Balls steals Cameron’s ‘national interest’ clothes
Ed Balls daringly stole the Conservative's own conference slogan from them today, with a detailed speech mapping out how Labour would govern in the "national interest".
In a rousing and wide-ranging speech, the shadow chancellor said he would set up a committee led by Olympic deliverance head Sir John Armitt lto look into how long term planning decisions could be taken out of the hands of government, so they are no longer subject to party-political point scoring.
"The lesson of the Olympics is that if we approach major long-term infrastructure projects by building a cross-party sense of national purpose then we can deliver," he said during his keynote conference speech today.
"But, above all, successive governments – including our own – have ducked or delayed vital decisions on our national infrastructure, allowing short-term politics to come first."

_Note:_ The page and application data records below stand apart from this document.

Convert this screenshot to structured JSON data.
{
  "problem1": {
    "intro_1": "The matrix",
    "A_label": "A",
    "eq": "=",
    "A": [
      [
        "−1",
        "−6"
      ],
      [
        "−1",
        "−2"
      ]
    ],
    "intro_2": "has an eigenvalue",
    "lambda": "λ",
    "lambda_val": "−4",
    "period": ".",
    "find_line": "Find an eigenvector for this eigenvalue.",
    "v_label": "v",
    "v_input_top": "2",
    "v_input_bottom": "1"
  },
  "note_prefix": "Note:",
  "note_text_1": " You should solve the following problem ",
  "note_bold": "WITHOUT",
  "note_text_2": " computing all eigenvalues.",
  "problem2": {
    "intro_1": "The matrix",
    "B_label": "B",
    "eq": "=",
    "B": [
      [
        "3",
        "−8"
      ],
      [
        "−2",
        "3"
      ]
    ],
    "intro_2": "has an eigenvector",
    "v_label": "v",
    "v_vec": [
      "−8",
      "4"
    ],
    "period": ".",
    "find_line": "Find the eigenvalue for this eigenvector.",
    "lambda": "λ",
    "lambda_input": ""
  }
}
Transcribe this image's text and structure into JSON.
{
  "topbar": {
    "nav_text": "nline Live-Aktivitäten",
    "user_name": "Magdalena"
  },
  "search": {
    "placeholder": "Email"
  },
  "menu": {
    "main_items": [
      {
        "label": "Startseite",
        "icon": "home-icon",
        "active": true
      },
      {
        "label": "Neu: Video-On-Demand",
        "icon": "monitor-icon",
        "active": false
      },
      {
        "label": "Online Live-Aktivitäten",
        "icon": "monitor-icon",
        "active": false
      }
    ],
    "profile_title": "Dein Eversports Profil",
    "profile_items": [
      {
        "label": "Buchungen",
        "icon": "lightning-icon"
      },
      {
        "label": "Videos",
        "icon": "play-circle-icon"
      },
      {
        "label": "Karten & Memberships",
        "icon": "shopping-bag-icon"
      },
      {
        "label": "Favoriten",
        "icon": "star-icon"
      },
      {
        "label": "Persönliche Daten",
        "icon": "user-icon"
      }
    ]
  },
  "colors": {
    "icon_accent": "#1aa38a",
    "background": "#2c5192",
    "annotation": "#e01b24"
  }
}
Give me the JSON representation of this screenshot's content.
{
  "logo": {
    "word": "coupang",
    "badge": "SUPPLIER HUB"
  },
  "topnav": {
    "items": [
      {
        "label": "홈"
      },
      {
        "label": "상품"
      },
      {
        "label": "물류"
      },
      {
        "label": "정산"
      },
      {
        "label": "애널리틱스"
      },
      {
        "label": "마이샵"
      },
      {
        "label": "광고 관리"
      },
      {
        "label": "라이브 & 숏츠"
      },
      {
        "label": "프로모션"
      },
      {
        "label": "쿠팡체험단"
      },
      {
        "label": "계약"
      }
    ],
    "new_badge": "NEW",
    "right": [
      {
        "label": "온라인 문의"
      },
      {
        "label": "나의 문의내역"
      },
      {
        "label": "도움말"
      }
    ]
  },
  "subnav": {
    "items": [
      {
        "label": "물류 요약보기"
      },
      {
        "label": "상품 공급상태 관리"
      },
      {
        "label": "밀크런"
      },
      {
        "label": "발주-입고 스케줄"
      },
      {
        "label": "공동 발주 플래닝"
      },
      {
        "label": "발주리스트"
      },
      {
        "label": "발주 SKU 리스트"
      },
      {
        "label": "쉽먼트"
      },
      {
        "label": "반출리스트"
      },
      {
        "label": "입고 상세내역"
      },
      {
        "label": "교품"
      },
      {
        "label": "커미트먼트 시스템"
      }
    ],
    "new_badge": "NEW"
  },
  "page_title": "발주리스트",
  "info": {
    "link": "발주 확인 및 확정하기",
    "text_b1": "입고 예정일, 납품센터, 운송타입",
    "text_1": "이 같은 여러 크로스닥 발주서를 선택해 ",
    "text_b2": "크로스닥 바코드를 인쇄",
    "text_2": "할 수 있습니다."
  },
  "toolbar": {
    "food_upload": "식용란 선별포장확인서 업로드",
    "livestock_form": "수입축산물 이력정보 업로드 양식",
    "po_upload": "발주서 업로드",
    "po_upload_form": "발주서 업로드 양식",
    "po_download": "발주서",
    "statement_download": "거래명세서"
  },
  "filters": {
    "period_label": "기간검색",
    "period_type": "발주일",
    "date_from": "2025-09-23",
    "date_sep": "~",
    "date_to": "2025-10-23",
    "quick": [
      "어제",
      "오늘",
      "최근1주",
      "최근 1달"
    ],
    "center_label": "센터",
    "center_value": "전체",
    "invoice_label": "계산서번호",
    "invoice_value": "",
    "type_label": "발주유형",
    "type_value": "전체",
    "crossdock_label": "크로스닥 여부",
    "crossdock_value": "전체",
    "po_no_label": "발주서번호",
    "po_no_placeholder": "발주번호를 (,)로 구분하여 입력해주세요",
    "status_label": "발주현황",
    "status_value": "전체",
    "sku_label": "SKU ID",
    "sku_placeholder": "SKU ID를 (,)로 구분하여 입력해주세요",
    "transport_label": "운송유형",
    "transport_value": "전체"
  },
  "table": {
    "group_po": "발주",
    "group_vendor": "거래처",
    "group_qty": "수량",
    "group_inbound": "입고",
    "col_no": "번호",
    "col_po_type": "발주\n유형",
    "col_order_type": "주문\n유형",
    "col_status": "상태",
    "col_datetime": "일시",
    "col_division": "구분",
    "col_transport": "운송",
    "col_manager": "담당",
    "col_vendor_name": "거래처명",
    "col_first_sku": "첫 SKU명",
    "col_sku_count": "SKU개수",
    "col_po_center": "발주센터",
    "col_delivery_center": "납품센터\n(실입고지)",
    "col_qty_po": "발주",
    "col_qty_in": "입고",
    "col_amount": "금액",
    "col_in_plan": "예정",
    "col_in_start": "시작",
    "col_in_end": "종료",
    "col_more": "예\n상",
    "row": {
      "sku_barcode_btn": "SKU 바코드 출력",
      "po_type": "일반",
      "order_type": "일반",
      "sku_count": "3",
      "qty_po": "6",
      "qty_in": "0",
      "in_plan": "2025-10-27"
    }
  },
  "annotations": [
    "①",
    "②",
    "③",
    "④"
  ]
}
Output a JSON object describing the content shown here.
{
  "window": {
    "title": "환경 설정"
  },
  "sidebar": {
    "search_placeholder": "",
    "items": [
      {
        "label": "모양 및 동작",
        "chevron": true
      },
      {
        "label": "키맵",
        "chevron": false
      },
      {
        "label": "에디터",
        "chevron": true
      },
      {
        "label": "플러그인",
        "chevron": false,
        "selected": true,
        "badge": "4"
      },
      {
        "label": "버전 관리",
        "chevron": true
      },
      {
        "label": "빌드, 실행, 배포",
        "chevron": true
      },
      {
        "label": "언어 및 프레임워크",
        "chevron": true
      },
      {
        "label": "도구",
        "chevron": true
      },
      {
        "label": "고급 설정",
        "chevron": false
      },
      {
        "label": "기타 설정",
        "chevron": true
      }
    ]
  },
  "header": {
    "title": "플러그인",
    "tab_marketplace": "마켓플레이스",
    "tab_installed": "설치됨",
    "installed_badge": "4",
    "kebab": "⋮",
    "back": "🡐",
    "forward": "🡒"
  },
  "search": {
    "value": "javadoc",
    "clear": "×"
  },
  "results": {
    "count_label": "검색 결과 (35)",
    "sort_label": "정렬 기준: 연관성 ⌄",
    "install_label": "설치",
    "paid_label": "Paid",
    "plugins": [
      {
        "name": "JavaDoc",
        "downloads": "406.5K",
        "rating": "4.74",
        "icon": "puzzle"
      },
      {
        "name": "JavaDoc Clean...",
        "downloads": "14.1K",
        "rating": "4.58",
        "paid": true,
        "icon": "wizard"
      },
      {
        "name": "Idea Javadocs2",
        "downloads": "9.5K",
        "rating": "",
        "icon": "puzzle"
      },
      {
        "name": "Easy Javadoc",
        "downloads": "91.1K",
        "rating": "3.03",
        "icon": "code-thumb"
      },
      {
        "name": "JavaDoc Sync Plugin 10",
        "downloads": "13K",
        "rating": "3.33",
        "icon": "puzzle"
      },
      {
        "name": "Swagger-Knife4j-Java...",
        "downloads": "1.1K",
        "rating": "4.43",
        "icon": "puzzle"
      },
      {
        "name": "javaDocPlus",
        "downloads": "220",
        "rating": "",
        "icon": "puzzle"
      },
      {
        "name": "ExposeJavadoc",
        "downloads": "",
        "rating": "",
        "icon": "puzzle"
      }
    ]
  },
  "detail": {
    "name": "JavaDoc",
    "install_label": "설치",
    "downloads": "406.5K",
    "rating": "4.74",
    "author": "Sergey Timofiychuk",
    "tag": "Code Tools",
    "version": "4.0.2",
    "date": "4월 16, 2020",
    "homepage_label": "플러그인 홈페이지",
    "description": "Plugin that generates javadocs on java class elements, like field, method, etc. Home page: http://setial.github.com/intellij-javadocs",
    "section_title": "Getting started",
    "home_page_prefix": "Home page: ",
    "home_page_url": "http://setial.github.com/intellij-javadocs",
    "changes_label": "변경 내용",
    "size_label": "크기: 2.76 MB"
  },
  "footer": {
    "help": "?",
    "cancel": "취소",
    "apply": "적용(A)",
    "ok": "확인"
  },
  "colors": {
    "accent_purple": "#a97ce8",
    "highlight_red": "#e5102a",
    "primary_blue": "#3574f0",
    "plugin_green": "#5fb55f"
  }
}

The inquiry will draw up plans for a commission, independent of government, which can assess and make proposals on the long term infrastructure needs of the country over the coming decades.
The plan, which mimics Gordon Brown's decision to give the Bank of England independence when Labour came to power, shows the shadow chancellor is looking at ways of preventing issues such as the national grid, super-fast broadband and airport capacity getting dragged down into day-to-day party politics.
But it is also a clear effort to reclaim the coalition's professed ability to govern "in the national interest" – which the Tories used as a conference slogan two years ago.
Balls is intent on projecting a fiscally credible image for Labour. Apart from the infrastructure plan, he also refused to promise to reverse coalition spending cuts, despite attacks from trade union leaders.
"Before the next election – when we know the circumstances we will face – we will set out for our manifesto tough new fiscal rules to get our country's current budget back to balance and national debt on a downward path," he said.
"When we sell off the government's shares in the banks every penny will go to repay the national debt – fiscal responsibility in the national interest."
Balls speech also promised a "zero-based" spending review if Labour return to power. Such a move would see departments justify all their spending, rather than just increases.
He demanded the £3 billion revenue from the 4G auction be used to build 100,000 affordable homes and said there should be a stamp duty holiday for first time buyers purchasing homes up to £250,000.
Elsewhere in his speech, which was well received in the hall, Balls attacked the government for its handling of women.
"What kind of prime minister thinks it's fair to sack a 54 year old woman from his Cabinet because she's 'too old' – and then give the job to a 56 year old man instead?" he asked.
"Let me tell you: a prime minister who only appoints five women in the first place, sacks three of them, demotes the other two – and then attacks the Labour leadership for not being 'butch' enough."
Meanwhile, Balls was still trying to bat away the suggestion he cheated during a football match yesterday.
Members of the lobby – journalists based in parliament – played a 'politicians vs press' football game in which the shadow chancellor scored two goals.
The second came after a penalty was allowed, but some figures mischievously accused Balls of diving to secure it.
"Ed Balls went down like a sack of spuds when barely brushed," one journalist commented.
Balls told Sky this morning: ""The press are saying I went down easy. Who went down 3-0? A bit of sour grapes."